[Saved entries]
== Segment start ==
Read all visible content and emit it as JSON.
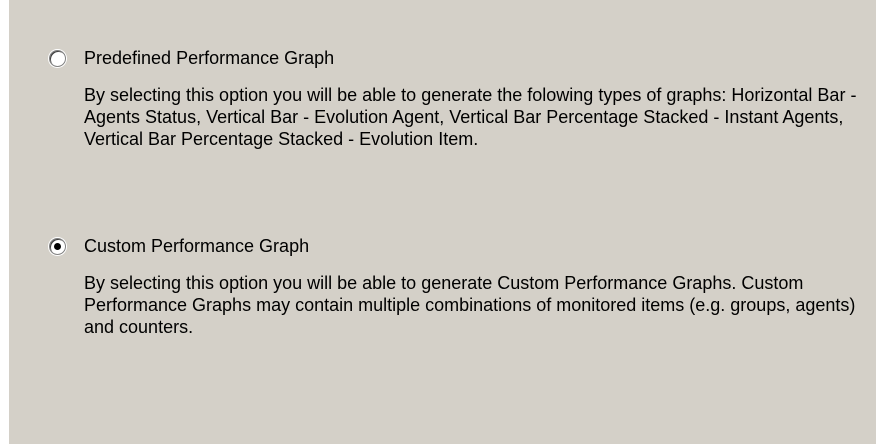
{
  "options": [
    {
      "label": "Predefined Performance Graph",
      "selected": false,
      "description": "By selecting this option you will be able to generate the folowing types of graphs: Horizontal Bar - Agents Status,  Vertical Bar - Evolution Agent,  Vertical Bar Percentage Stacked - Instant Agents,  Vertical Bar Percentage Stacked - Evolution Item."
    },
    {
      "label": "Custom Performance Graph",
      "selected": true,
      "description": "By selecting this option you will be able to generate Custom Performance Graphs. Custom Performance Graphs may contain multiple combinations of monitored items (e.g. groups, agents) and counters."
    }
  ],
  "colors": {
    "panel_background": "#d4d0c8",
    "text": "#000000"
  }
}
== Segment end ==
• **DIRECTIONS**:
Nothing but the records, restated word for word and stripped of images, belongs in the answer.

• **ANSWER SPACE**:
Read all visible content and emit it as JSON.
{
  "options": [
    {
      "label": "Predefined Performance Graph",
      "selected": false,
      "description": "By selecting this option you will be able to generate the folowing types of graphs: Horizontal Bar - Agents Status,  Vertical Bar - Evolution Agent,  Vertical Bar Percentage Stacked - Instant Agents,  Vertical Bar Percentage Stacked - Evolution Item."
    },
    {
      "label": "Custom Performance Graph",
      "selected": true,
      "description": "By selecting this option you will be able to generate Custom Performance Graphs. Custom Performance Graphs may contain multiple combinations of monitored items (e.g. groups, agents) and counters."
    }
  ],
  "colors": {
    "panel_background": "#d4d0c8",
    "text": "#000000"
  }
}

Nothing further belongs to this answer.